*Problem to work on*
Gather each line of the entries below that includes "icon".

[Data about app and page elements]
============

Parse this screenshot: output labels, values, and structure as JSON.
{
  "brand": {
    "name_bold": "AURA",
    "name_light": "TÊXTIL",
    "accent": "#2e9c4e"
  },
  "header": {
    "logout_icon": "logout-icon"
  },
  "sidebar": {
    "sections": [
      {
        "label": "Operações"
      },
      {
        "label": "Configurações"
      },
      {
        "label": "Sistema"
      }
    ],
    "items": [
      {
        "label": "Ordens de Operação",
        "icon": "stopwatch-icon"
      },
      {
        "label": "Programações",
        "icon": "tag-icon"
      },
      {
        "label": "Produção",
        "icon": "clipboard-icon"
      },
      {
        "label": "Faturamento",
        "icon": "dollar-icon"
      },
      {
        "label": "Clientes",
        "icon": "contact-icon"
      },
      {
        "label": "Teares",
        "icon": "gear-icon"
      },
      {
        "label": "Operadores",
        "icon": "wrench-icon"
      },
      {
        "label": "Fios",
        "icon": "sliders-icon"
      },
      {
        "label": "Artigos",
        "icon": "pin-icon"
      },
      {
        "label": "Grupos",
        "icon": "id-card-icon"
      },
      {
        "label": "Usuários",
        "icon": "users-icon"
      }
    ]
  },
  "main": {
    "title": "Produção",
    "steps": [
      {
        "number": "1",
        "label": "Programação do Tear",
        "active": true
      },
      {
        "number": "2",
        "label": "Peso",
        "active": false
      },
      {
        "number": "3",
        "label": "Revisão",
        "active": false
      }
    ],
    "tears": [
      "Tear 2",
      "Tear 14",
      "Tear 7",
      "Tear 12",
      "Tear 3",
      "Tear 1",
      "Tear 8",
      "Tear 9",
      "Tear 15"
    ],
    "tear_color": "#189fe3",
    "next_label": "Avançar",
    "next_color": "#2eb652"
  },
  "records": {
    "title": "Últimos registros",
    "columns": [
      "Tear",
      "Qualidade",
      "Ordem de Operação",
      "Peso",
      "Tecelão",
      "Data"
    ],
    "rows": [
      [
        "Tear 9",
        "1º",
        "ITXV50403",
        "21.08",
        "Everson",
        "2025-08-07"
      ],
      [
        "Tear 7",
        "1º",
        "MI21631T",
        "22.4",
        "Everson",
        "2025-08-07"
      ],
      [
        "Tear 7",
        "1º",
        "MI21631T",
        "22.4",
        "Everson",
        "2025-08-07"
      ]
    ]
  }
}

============

*Problem solution*
    "logout_icon": "logout-icon"
        "icon": "stopwatch-icon"
        "icon": "tag-icon"
        "icon": "clipboard-icon"
        "icon": "dollar-icon"
        "icon": "contact-icon"
        "icon": "gear-icon"
        "icon": "wrench-icon"
        "icon": "sliders-icon"
        "icon": "pin-icon"
        "icon": "id-card-icon"
        "icon": "users-icon"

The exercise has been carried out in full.